What you have to do: Which lines have the string "data"? Copy all of them from the entries below.
- Opening Delimiter -
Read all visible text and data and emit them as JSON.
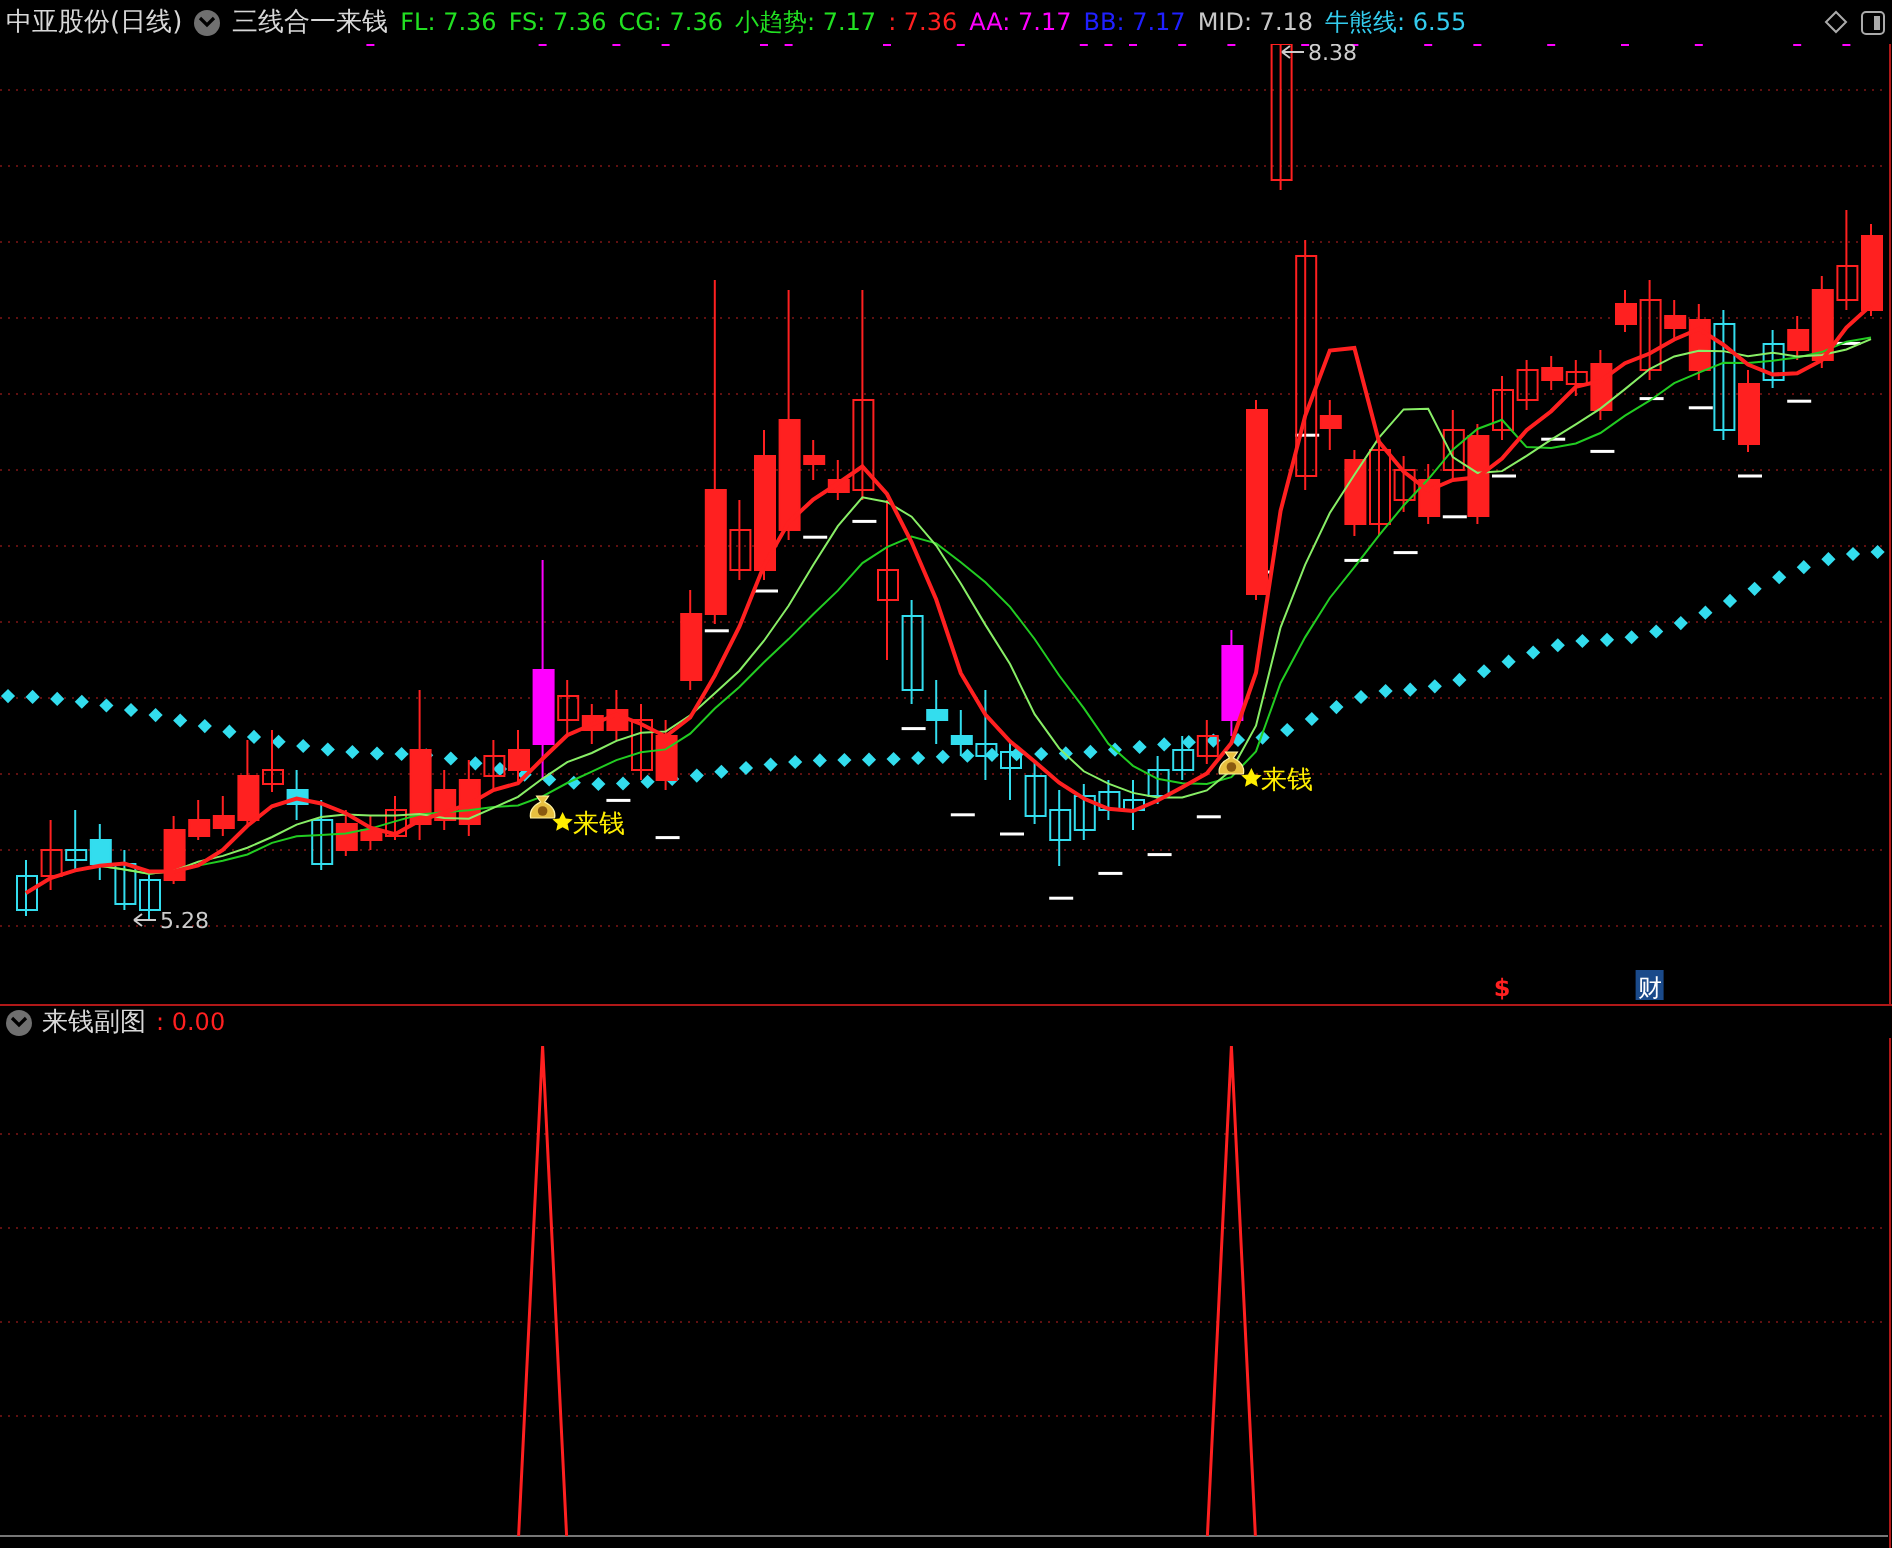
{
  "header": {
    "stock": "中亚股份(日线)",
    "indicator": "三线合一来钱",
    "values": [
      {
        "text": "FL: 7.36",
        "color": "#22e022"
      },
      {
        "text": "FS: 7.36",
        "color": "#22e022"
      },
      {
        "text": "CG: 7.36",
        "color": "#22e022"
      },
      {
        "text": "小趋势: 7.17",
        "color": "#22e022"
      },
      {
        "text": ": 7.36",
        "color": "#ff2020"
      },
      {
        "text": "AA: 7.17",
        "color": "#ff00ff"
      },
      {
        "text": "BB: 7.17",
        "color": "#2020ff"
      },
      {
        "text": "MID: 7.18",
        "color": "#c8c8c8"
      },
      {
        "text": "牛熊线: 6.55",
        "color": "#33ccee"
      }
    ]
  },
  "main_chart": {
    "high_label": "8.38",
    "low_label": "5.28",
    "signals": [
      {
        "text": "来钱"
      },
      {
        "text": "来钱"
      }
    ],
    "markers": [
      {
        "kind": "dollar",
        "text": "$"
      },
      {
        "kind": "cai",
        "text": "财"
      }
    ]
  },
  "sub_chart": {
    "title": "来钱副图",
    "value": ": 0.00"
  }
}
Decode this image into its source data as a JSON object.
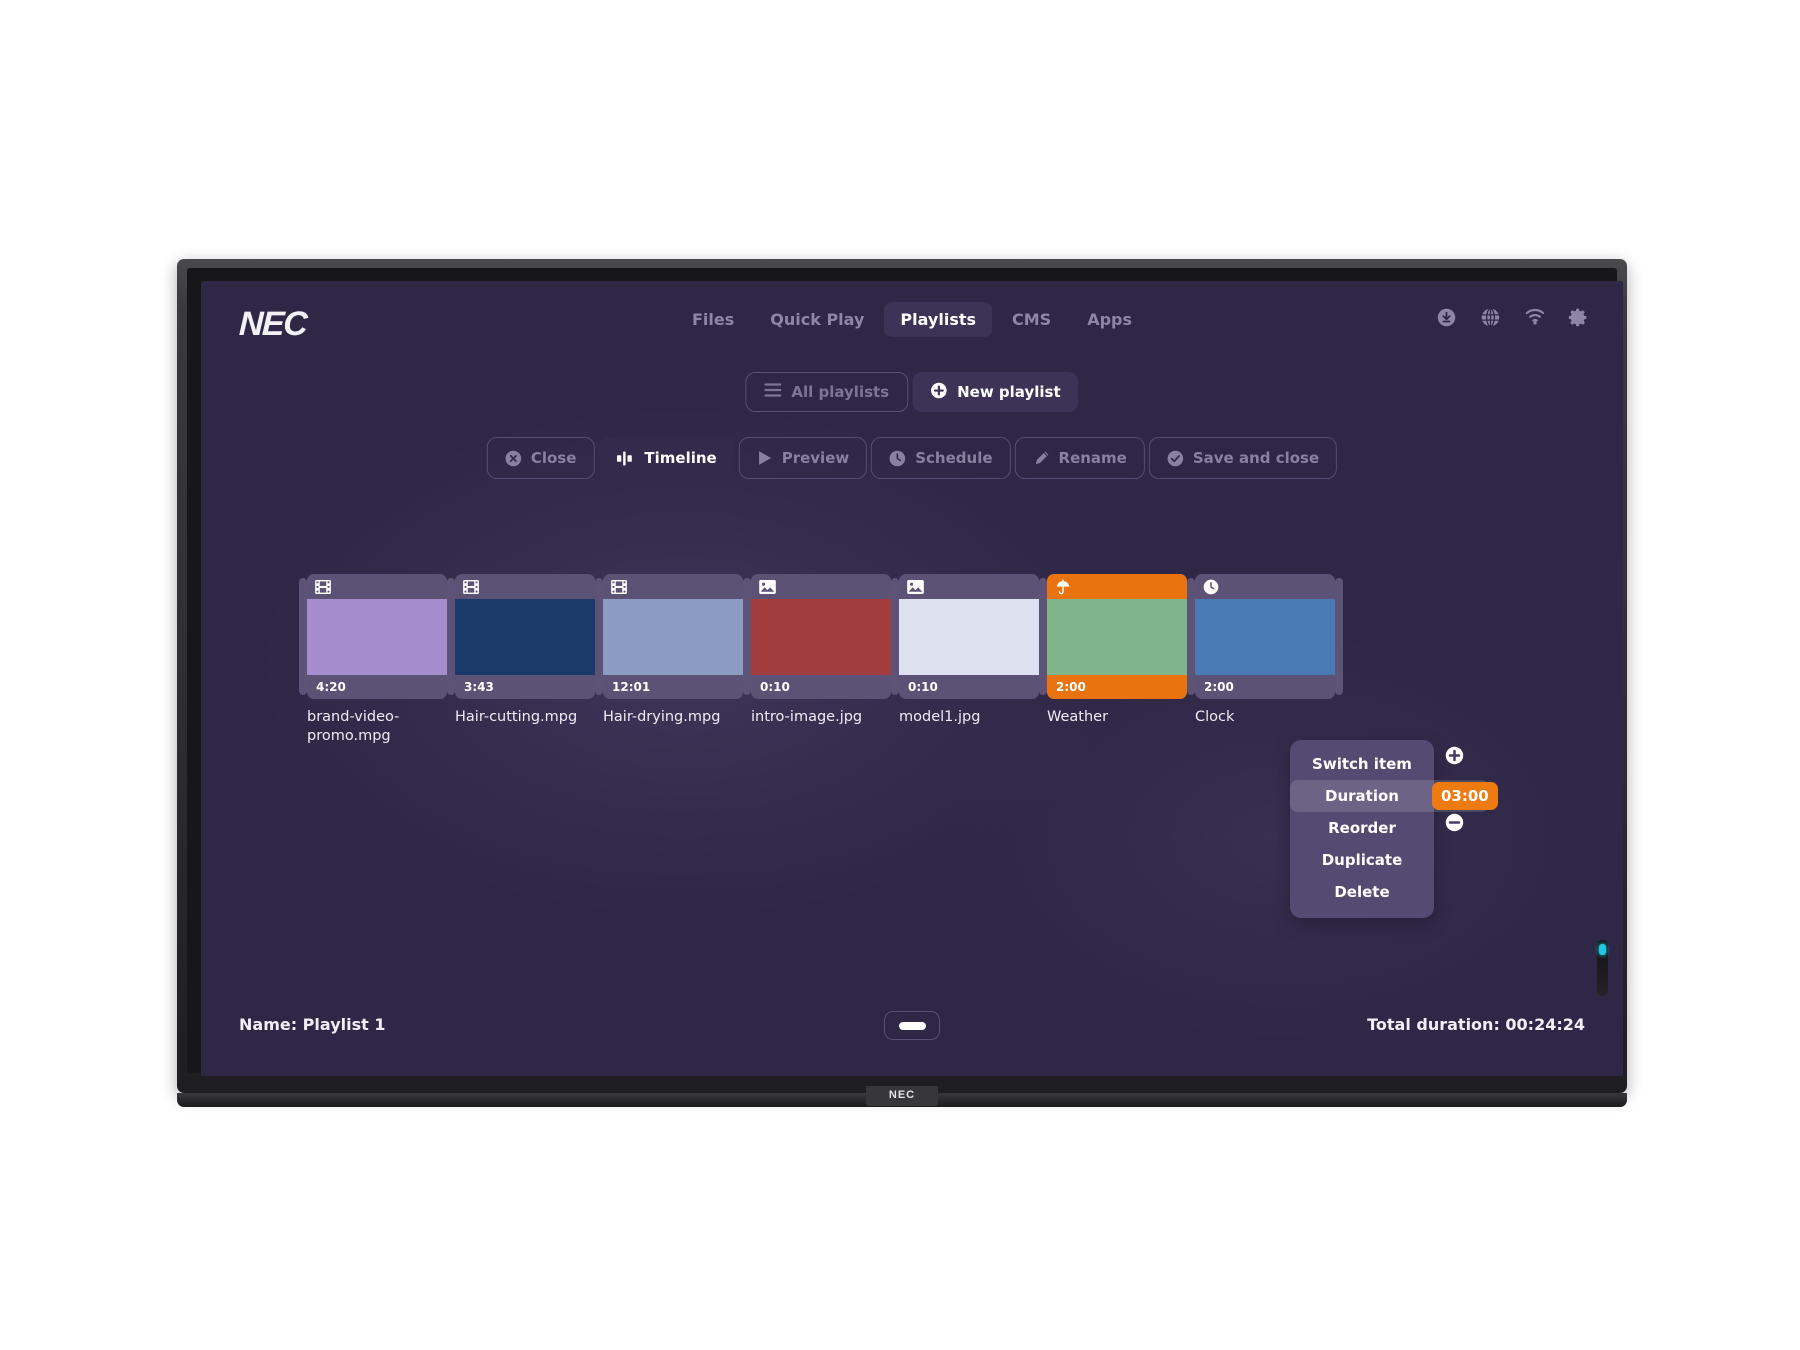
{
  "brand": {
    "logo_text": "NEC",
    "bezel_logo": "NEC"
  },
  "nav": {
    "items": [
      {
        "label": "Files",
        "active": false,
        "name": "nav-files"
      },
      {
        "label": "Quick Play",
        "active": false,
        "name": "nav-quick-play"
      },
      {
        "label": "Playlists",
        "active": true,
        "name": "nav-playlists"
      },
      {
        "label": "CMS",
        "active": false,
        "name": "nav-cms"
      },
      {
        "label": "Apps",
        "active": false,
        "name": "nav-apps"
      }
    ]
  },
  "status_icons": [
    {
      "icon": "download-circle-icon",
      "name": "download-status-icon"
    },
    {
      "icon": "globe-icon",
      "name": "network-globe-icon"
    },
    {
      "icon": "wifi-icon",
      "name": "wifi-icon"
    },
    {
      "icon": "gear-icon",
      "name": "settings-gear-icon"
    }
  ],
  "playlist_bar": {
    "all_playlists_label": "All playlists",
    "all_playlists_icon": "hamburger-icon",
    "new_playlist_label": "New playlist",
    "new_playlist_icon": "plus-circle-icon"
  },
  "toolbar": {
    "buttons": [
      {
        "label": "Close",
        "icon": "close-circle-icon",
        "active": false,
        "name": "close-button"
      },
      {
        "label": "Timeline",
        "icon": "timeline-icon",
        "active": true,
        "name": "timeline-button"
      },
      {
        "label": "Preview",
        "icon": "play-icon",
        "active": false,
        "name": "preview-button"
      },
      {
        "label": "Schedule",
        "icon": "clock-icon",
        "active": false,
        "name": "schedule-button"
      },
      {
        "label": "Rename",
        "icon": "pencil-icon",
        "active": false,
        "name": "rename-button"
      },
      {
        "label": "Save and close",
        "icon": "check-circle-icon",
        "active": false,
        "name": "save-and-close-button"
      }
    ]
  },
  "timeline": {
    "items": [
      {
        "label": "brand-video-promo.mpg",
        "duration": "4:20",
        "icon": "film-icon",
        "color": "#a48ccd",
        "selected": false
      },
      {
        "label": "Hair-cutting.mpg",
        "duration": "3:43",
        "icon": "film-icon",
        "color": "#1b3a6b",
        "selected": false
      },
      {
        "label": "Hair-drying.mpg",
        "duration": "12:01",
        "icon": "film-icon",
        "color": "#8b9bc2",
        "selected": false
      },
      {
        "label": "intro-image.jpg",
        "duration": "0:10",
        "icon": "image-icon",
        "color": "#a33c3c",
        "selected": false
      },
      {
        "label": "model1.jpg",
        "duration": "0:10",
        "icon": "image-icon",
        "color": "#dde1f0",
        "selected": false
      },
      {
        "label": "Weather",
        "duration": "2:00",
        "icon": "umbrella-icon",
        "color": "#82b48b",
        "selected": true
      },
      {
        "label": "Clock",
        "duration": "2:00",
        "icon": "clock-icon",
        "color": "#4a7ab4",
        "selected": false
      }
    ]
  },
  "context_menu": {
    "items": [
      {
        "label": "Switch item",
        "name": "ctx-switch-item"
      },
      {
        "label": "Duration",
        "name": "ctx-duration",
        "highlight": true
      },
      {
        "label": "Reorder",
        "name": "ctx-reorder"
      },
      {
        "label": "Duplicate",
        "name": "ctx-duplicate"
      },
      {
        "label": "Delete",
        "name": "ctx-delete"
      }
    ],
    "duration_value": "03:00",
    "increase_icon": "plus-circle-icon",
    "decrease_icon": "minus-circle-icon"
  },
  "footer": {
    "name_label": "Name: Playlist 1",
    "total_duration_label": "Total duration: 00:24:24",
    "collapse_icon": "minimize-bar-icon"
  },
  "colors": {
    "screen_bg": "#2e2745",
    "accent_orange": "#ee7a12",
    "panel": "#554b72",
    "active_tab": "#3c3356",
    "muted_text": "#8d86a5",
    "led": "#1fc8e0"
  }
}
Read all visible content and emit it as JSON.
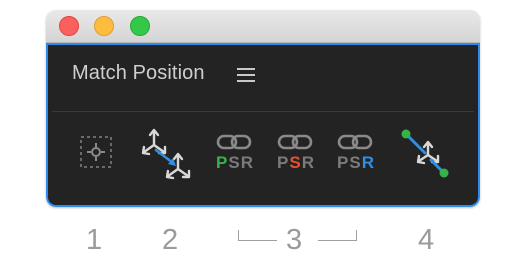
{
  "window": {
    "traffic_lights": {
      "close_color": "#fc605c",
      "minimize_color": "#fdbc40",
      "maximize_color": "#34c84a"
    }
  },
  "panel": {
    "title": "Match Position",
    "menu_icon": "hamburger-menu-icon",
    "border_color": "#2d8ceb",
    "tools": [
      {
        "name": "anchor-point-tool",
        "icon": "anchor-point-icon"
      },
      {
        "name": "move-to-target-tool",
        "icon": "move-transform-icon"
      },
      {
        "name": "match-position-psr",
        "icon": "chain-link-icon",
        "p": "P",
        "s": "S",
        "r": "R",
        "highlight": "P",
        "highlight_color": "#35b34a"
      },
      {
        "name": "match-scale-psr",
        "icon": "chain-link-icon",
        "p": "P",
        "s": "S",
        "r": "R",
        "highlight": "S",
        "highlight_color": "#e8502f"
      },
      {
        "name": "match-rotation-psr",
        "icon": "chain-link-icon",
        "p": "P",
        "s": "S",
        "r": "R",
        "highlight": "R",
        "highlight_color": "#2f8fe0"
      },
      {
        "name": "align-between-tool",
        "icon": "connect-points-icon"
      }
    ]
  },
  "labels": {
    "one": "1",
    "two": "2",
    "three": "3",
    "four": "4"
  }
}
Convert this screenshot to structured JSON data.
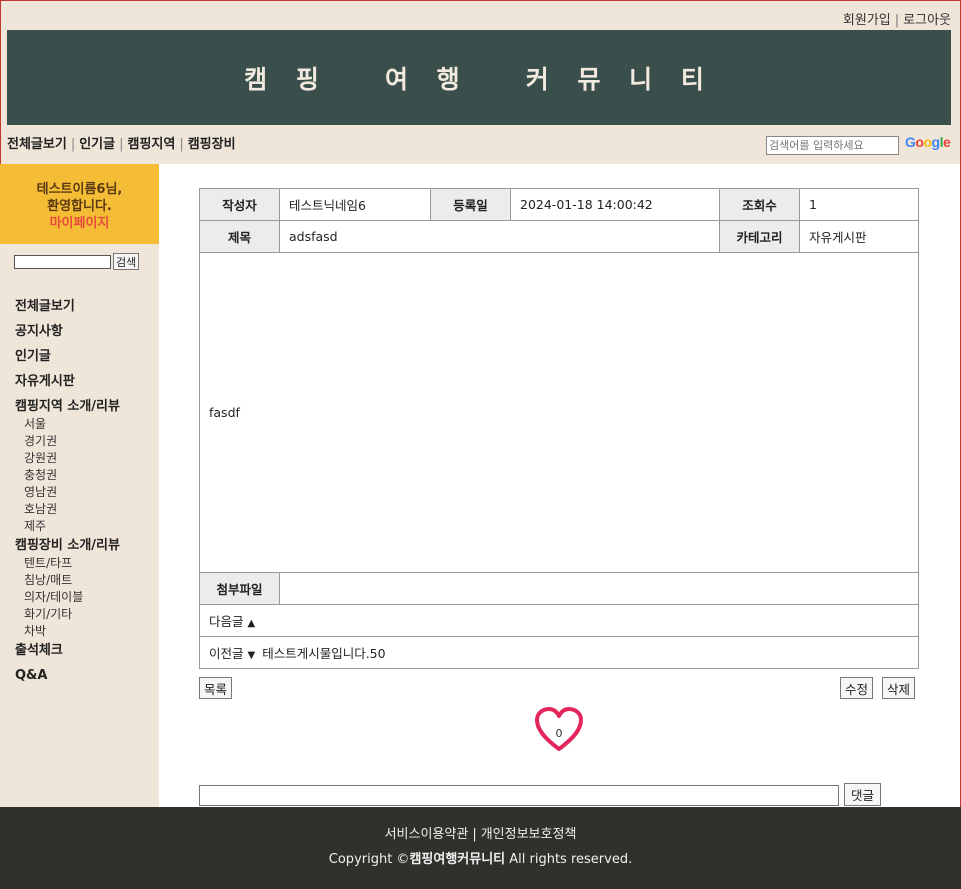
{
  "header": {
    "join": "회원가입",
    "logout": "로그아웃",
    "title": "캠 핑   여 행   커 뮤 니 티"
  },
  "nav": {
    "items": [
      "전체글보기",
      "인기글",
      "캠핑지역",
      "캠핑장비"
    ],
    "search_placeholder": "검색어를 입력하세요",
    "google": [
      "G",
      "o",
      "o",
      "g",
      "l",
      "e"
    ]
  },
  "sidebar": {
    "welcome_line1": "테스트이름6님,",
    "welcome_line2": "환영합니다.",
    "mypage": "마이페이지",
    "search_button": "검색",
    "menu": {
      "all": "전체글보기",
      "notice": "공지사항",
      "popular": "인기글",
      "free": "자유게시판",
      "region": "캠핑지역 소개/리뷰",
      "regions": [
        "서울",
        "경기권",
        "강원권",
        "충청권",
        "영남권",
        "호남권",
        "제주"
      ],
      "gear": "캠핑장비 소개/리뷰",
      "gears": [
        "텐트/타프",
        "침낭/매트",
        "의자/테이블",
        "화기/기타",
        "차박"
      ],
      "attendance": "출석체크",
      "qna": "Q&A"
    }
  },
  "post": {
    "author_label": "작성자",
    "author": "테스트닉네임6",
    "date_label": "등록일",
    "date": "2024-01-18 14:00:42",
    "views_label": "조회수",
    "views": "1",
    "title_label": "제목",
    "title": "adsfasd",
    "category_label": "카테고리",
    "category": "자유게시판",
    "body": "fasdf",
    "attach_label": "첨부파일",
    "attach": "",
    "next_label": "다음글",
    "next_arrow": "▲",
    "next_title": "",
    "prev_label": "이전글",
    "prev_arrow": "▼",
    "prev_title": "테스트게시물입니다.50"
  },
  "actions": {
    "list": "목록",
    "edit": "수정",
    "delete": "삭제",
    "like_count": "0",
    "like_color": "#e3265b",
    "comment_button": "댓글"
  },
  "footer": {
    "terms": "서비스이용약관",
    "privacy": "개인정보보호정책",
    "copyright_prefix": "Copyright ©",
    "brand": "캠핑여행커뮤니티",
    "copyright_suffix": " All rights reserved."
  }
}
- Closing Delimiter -
Output of the exercise:
Read all visible text and data and emit them as JSON.
Decode this image into its source data as a JSON object.
Convert this screenshot to structured JSON data.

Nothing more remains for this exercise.